Critics might prefer "The Final Chapter," but the highest audience score goes to the first "Resident Evil" movie. A tense, disturbing horror film, it's anchored by a well-constructed script, solid performances from Jovovich and Rodriguez, and a score by Marilyn Manson. Looking back, using almost nothing from the existing plot of the video games was probably the right call. What the games did contribute is far more important: Specifically, the idea of using zombies to explore the terror of biological weaponry and the self-destructive nature of corporate greed. To this, Anderson adds further exploration of moral questions surrounding quarantine procedures and artificial intelligence. There aren't even any zombies in "Resident Evil" until halfway through, as the film is far more concerned with slowly unlocking the mystery of the main characters' identities. When the zombies do show up, they're terrifying, though even the monstrous "licker" proves a less iconic villain than a simple laser grid.

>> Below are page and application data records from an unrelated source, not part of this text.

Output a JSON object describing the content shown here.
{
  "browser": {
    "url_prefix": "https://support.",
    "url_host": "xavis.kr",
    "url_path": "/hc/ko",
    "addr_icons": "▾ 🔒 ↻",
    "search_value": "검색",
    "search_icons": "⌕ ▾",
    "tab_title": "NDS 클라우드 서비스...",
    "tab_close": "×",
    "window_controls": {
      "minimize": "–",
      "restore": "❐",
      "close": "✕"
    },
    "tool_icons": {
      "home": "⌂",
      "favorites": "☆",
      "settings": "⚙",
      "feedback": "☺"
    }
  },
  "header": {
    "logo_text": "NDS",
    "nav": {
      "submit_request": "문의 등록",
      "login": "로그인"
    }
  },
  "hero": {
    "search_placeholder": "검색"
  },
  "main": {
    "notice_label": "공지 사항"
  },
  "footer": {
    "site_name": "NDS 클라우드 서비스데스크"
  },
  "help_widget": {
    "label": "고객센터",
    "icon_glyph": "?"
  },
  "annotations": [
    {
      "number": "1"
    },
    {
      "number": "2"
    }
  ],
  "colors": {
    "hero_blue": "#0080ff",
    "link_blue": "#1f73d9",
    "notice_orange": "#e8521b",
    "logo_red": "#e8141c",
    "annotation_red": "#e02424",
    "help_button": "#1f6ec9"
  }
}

Most importantly, the original "Resident Evil" film largely stands on its own, not yet swept up in the maelstrom of contradictory continuity that the series goes on to get lost in. Anderson still can't nail the ending, which prioritizes sequel set-up above all else, but that doesn't detract from the breathtaking horror of Alice walking into the destroyed Raccoon City in the film's final shot. While ensuing movies attempt to recapture the magic, nothing beats that first utterance of "You're all going to die down here."